Even where a line looks wrong, copy it exactly and include every entry.

(Component data from apps and pages)
|---|

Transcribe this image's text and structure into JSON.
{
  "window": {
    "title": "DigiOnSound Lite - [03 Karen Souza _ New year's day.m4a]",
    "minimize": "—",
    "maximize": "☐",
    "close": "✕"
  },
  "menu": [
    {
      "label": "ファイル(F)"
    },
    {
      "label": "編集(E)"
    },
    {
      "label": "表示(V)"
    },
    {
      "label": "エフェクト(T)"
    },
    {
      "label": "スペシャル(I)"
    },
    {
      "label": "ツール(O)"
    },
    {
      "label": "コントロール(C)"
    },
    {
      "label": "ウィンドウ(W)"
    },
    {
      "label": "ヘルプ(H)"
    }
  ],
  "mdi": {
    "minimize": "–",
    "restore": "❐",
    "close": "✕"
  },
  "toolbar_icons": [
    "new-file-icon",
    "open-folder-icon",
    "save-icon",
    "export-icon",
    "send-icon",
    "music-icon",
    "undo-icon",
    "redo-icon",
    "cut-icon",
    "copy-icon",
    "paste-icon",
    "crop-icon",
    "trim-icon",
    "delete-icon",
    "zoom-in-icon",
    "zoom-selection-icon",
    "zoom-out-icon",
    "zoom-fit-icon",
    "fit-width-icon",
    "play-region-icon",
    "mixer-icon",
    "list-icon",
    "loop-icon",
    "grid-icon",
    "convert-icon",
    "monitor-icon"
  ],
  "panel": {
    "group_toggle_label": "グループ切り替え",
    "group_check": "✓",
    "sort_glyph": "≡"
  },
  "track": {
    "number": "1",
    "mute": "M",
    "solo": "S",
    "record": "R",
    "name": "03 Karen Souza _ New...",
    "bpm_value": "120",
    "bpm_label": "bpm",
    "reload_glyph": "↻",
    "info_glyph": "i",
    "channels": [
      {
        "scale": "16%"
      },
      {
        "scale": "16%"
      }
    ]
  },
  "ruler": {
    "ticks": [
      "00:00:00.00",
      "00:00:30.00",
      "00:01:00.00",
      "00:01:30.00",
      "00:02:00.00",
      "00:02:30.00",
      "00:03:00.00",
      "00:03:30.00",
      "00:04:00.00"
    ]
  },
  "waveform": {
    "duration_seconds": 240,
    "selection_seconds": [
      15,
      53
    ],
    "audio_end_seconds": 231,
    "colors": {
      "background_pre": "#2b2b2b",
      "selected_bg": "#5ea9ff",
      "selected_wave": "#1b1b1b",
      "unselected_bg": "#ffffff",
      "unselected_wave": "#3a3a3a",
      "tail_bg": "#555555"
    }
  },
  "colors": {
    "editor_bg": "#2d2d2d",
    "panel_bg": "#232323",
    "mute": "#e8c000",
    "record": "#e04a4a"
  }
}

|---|

- [REPLY TO THE TASK]
Transcribe this image's text and structure into JSON.
{
  "window": {
    "title": "DigiOnSound Lite - [03 Karen Souza _ New year's day.m4a]",
    "minimize": "—",
    "maximize": "☐",
    "close": "✕"
  },
  "menu": [
    {
      "label": "ファイル(F)"
    },
    {
      "label": "編集(E)"
    },
    {
      "label": "表示(V)"
    },
    {
      "label": "エフェクト(T)"
    },
    {
      "label": "スペシャル(I)"
    },
    {
      "label": "ツール(O)"
    },
    {
      "label": "コントロール(C)"
    },
    {
      "label": "ウィンドウ(W)"
    },
    {
      "label": "ヘルプ(H)"
    }
  ],
  "mdi": {
    "minimize": "–",
    "restore": "❐",
    "close": "✕"
  },
  "toolbar_icons": [
    "new-file-icon",
    "open-folder-icon",
    "save-icon",
    "export-icon",
    "send-icon",
    "music-icon",
    "undo-icon",
    "redo-icon",
    "cut-icon",
    "copy-icon",
    "paste-icon",
    "crop-icon",
    "trim-icon",
    "delete-icon",
    "zoom-in-icon",
    "zoom-selection-icon",
    "zoom-out-icon",
    "zoom-fit-icon",
    "fit-width-icon",
    "play-region-icon",
    "mixer-icon",
    "list-icon",
    "loop-icon",
    "grid-icon",
    "convert-icon",
    "monitor-icon"
  ],
  "panel": {
    "group_toggle_label": "グループ切り替え",
    "group_check": "✓",
    "sort_glyph": "≡"
  },
  "track": {
    "number": "1",
    "mute": "M",
    "solo": "S",
    "record": "R",
    "name": "03 Karen Souza _ New...",
    "bpm_value": "120",
    "bpm_label": "bpm",
    "reload_glyph": "↻",
    "info_glyph": "i",
    "channels": [
      {
        "scale": "16%"
      },
      {
        "scale": "16%"
      }
    ]
  },
  "ruler": {
    "ticks": [
      "00:00:00.00",
      "00:00:30.00",
      "00:01:00.00",
      "00:01:30.00",
      "00:02:00.00",
      "00:02:30.00",
      "00:03:00.00",
      "00:03:30.00",
      "00:04:00.00"
    ]
  },
  "waveform": {
    "duration_seconds": 240,
    "selection_seconds": [
      15,
      53
    ],
    "audio_end_seconds": 231,
    "colors": {
      "background_pre": "#2b2b2b",
      "selected_bg": "#5ea9ff",
      "selected_wave": "#1b1b1b",
      "unselected_bg": "#ffffff",
      "unselected_wave": "#3a3a3a",
      "tail_bg": "#555555"
    }
  },
  "colors": {
    "editor_bg": "#2d2d2d",
    "panel_bg": "#232323",
    "mute": "#e8c000",
    "record": "#e04a4a"
  }
}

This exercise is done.